One of the purposes of this paper was to study the effect of adding jet-wing distributed propulsion to a thick "inboard" airfoil. The two-dimensional jet-wing model was analyzed by parametric computational fluid dynamic (CFD) studies using the Reynolds-averaged, finite-volume, Navier-Stokes code GASP. The model was set up to be self-propelled by applying velocity and density boundary conditions to the blunt edge of the airfoil. A thick "inboard" airfoil from a realistic transonic wing was needed for the study and so the span station of the EET Wing was chosen. This airfoil was thick with a thickness to chord ratio of 16%. In adding distributed propulsion to this thick airfoil, it was found that there was an increase in the propulsive efficiency as compared to typical modern high-bypass-ratio turbofan engines with no negative aerodynamic consequences.

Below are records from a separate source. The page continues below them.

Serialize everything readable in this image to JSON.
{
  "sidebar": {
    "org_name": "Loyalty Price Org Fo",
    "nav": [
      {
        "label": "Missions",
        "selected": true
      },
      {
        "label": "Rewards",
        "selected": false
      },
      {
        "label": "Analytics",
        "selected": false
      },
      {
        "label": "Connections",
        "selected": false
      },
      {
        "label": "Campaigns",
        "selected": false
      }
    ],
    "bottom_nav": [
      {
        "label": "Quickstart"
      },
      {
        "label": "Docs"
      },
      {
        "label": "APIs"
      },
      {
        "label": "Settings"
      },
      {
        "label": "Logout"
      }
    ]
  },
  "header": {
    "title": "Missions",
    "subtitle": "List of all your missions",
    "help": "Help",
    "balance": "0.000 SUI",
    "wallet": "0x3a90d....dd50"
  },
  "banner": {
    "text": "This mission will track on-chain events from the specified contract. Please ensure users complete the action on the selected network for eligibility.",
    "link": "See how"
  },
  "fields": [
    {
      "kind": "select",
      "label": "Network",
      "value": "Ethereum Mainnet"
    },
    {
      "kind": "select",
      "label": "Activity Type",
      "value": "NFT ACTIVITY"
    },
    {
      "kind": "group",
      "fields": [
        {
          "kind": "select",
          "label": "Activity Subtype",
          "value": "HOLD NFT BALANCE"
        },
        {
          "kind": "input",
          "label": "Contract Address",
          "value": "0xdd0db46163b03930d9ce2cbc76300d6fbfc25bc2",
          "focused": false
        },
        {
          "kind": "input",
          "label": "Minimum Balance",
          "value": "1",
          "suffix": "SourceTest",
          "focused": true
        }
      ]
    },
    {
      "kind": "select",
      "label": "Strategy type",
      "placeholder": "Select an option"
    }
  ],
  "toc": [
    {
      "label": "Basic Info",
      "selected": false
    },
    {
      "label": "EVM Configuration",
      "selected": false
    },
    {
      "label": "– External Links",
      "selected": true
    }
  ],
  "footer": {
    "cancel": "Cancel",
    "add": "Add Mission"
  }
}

The other purpose of this study was to create and assess a simplified method to calculate the trailing edge noise metric value produced by an airfoil. Existing methods use RANS CFD, which is computationally expensive and so it seemed important to find a less expensive method. A method was formed using the Virginia Tech Boundary Layer Java Codes which calculated the characteristic turbulent velocity and characteristic turbulent length scale. A supercritical airfoil, SC(2)-0714, was used to assess the simplified method as compared to the more computationally expensive GASP runs. The results showed that this method has trends that follow those of the GASP results with the method compare well up to modest lift coefficients.
- Masters Theses